Why this card:  Okay, this is a stretch. I admit it. But, I do need to show some faint glimmer of originality. Turtles all the way down is a colloquial expression of the infinite regress problem in cosmology.  It is also considered an example of the Anavastha concept in Indian philosophy.  So, here is a card of two Indian natives who joined the Pirates minor league organization in 2009 as part of the reality show, Million Dollar Arm. Dinesh Patel only hung on for two years, both in Rookie ball.  Rinku Singh made it 4 years, getting as high as A ball.  He resigned with the Pirates in November 2015 and managed to pitch one scoreless inning in rookie ball during the 2016 season.


  1. Oh - I missed this little throw down. Guess I know what I'll be working on tonight!

    Also, excellent choices. Dennis DeYoung was actually the music teacher at our local school district before Styx made it big - so, we like him a lot around here.

    1. I forgot to mention that he was wearing a Cubs jersey in that video

  2. You expanded it quite a bit out of teenage years, I'd be sure to have a lot of college radio favorites from the late '80s on my post if I got into college influences.

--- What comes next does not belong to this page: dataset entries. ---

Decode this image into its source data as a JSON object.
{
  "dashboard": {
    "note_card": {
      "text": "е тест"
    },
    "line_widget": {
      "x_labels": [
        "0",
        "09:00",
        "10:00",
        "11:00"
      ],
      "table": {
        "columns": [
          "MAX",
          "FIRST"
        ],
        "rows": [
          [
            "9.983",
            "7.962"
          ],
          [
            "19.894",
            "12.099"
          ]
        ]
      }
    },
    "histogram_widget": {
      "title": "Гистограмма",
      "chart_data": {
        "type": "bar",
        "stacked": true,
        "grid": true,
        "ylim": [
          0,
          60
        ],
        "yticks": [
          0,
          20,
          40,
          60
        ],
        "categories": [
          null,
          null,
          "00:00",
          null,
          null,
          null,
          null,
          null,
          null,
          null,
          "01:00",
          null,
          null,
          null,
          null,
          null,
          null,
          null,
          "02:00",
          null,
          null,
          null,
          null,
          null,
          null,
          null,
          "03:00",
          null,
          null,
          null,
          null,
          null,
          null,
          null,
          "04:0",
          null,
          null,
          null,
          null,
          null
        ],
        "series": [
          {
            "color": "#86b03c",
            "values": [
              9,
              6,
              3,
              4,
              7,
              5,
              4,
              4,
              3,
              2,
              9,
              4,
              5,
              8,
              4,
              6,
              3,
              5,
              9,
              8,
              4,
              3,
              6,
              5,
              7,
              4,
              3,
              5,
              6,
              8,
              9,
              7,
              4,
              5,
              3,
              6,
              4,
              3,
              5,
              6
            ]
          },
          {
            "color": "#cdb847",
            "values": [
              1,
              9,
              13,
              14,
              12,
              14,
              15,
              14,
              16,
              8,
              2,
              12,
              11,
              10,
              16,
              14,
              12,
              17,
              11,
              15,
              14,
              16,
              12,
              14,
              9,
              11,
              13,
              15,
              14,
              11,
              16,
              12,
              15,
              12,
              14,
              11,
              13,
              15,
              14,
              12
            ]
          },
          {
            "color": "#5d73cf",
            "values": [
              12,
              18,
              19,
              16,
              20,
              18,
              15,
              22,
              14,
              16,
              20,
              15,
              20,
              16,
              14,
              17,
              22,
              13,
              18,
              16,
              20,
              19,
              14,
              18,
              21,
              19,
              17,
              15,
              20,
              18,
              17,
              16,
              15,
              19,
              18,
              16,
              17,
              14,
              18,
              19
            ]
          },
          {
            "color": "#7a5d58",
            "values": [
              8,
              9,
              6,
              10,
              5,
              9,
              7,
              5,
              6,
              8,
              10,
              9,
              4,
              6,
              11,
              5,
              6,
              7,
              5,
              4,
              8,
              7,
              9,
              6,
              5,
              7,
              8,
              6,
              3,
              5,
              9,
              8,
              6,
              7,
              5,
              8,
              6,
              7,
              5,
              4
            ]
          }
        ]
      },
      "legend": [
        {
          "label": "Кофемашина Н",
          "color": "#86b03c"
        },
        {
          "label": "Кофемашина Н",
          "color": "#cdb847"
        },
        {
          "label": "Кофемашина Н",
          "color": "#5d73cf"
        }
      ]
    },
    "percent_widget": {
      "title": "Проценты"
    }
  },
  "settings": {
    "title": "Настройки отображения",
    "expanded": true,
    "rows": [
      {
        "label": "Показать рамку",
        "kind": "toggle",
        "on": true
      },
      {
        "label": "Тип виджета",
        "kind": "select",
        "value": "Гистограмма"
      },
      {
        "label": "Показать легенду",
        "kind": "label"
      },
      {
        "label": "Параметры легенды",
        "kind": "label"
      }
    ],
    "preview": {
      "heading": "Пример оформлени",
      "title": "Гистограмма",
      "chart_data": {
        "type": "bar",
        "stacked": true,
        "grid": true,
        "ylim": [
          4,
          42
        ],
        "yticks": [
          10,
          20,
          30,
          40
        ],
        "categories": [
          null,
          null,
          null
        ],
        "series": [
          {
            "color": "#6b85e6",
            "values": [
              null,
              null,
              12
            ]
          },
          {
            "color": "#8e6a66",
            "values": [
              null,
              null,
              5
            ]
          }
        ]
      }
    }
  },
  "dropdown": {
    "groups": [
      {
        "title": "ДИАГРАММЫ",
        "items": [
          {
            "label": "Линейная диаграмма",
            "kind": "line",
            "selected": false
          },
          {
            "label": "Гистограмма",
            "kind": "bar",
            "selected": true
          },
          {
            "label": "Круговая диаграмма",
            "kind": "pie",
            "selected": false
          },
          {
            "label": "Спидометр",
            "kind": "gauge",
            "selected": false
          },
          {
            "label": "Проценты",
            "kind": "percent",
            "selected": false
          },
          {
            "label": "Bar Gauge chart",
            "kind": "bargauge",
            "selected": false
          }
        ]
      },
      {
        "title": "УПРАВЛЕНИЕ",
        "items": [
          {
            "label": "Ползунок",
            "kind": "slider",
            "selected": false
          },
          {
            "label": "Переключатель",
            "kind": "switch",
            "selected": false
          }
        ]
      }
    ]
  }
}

    Back in Black was on the verge of making my top 10. I still remember some kid blaring it from his boom box as I stood behind a backstop watching my brother play a little league game.

    1. Yeah, I did. But, there is so much good now music now that I just got carried away.

  3. Great selection of music. I love AC/DC, but Back in Black was a few years before my teenage years. Metallica will definitely be making an appearance on my list, but I'm gonna need to pick something from ...And Justice for All.

  4. Saw your first four and said to myself "Now this is more like it!" Then you kinda mellowed out and got weird by the end, but nice job!
    I'm gonna have to look up the years on a lot of stuff if I'm to limit myself to high school years....can never remember when stuff came out.